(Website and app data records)
········

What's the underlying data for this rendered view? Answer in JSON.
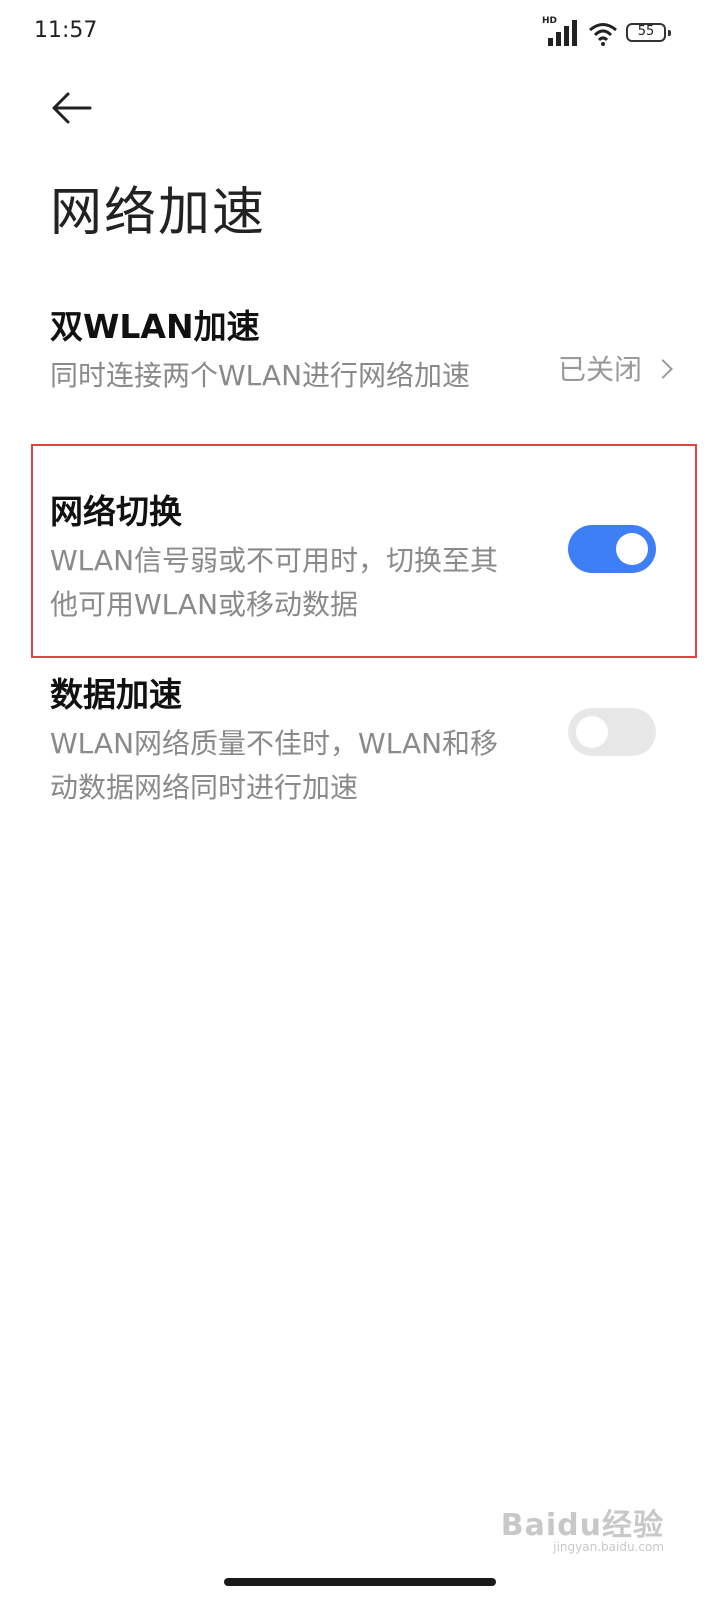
{
  "status_bar": {
    "time": "11:57",
    "hd_label": "HD",
    "battery": "55"
  },
  "header": {
    "title": "网络加速"
  },
  "settings": {
    "dual_wlan": {
      "title": "双WLAN加速",
      "description": "同时连接两个WLAN进行网络加速",
      "value": "已关闭"
    },
    "network_switch": {
      "title": "网络切换",
      "description": "WLAN信号弱或不可用时，切换至其他可用WLAN或移动数据",
      "enabled": true
    },
    "data_acceleration": {
      "title": "数据加速",
      "description": "WLAN网络质量不佳时，WLAN和移动数据网络同时进行加速",
      "enabled": false
    }
  },
  "watermark": {
    "text": "Baidu经验",
    "sub": "jingyan.baidu.com"
  },
  "colors": {
    "toggle_on": "#3e7ff6",
    "toggle_off": "#e7e7e7",
    "highlight": "#e04444"
  }
}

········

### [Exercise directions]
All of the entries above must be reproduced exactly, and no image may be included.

### [Expected answer]
What's the underlying data for this rendered view? Answer in JSON.
{
  "status_bar": {
    "time": "11:57",
    "hd_label": "HD",
    "battery": "55"
  },
  "header": {
    "title": "网络加速"
  },
  "settings": {
    "dual_wlan": {
      "title": "双WLAN加速",
      "description": "同时连接两个WLAN进行网络加速",
      "value": "已关闭"
    },
    "network_switch": {
      "title": "网络切换",
      "description": "WLAN信号弱或不可用时，切换至其他可用WLAN或移动数据",
      "enabled": true
    },
    "data_acceleration": {
      "title": "数据加速",
      "description": "WLAN网络质量不佳时，WLAN和移动数据网络同时进行加速",
      "enabled": false
    }
  },
  "watermark": {
    "text": "Baidu经验",
    "sub": "jingyan.baidu.com"
  },
  "colors": {
    "toggle_on": "#3e7ff6",
    "toggle_off": "#e7e7e7",
    "highlight": "#e04444"
  }
}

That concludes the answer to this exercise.